Here are some of Candlewick Press art director Kristen Nobles‘s tips from her session, “Thinking Visually: The Illustrator as Illuminator”:
WHAT’S SHE LOOKING FOR IN A SUBMISSION?
- Be clean & neat
- Respect your work
- Be organized & timely
- Be collaborative
- Be communicative
- Be confident
- If you’re unpubbed, don’t send her proposals every week—quarterly or seasonally is a good rule of thumb—you have to edit yourself
- Master your medium
- Don’t send work in a technique you’ve just learned
- Be comfortable in your style
- Remember: the quality of your craft is important
- Learn composition! Think about it in terms of pages—how it will look on a page
- take classes—and if you don’t have an art degree, give yourself assignments & deadlines

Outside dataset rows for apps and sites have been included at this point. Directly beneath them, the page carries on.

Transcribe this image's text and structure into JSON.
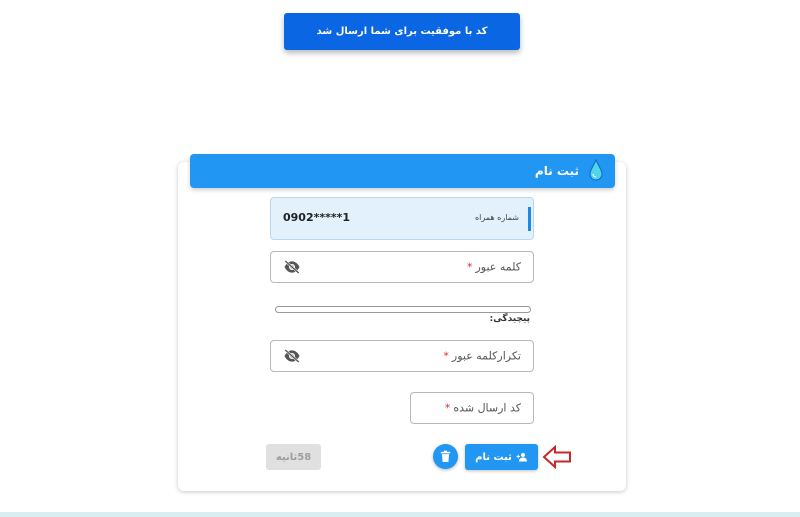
{
  "toast": {
    "message": "کد با موفقیت برای شما ارسال شد"
  },
  "card": {
    "title": "ثبت نام"
  },
  "form": {
    "phone": {
      "label": "شماره همراه",
      "value": "0902*****1"
    },
    "password": {
      "label": "کلمه عبور",
      "required_mark": "*"
    },
    "strength": {
      "label": "پیچیدگی:",
      "value": 0
    },
    "confirm_password": {
      "label": "تکرارکلمه عبور",
      "required_mark": "*"
    },
    "code": {
      "label": "کد ارسال شده",
      "required_mark": "*"
    }
  },
  "actions": {
    "register_label": "ثبت نام",
    "timer_label": "58ثانیه"
  },
  "colors": {
    "primary": "#2196f3",
    "toast": "#0a66e2",
    "arrow": "#c62828",
    "required": "#d32f2f"
  },
  "icons": {
    "logo": "drop-logo-icon",
    "eye_hidden": "eye-off-icon",
    "add_user": "user-plus-icon",
    "trash": "trash-icon",
    "arrow": "arrow-left-outline-icon"
  }
}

- Your work should speak to children
- Should transport children to another world
*they expect you to bring these things to the table—the rest, they’ll work with you on
OTHER MUST HAVES
- Characters should have unique personalities
- You must make a character recognizable throughout the entire book—multiple renderings must look the same
- You must be able to draw the same character from many different POVs—must look the same
- A lot of times, the characters will always be wearing the same clothes/hairstyles throughout series (for consistency’s sake)
- Pages should end in cliffhangers—not just the words, but also the pictures
QUESTIONS TO HELP YOU DEVELOP YOUR STYLE
- What is your passion? Your interest? (If you examine these things, it can be an outlet for how your story, your characters will stand out)
- What’s NOT out there? What HASN”T been done?
- What new style, medium, or perspective can you contribute?
For a complete recap of the conference, see author Laura Bowers’s post here.
I’m SORRY I have been a bad blogger as of late, but I’m sick. I can’t seem to shake this cold, and every time I *think* I have and venture out my front door or I do a little work, I get slammed with it again.
It’s been horrid in terms of getting things done, but I’m realllly hoping I can kick it by next week, because I’ll be attending the Southern Kentucky Book Fest, and it would suck to, ya know, sneeze all over Nicholas Sparks!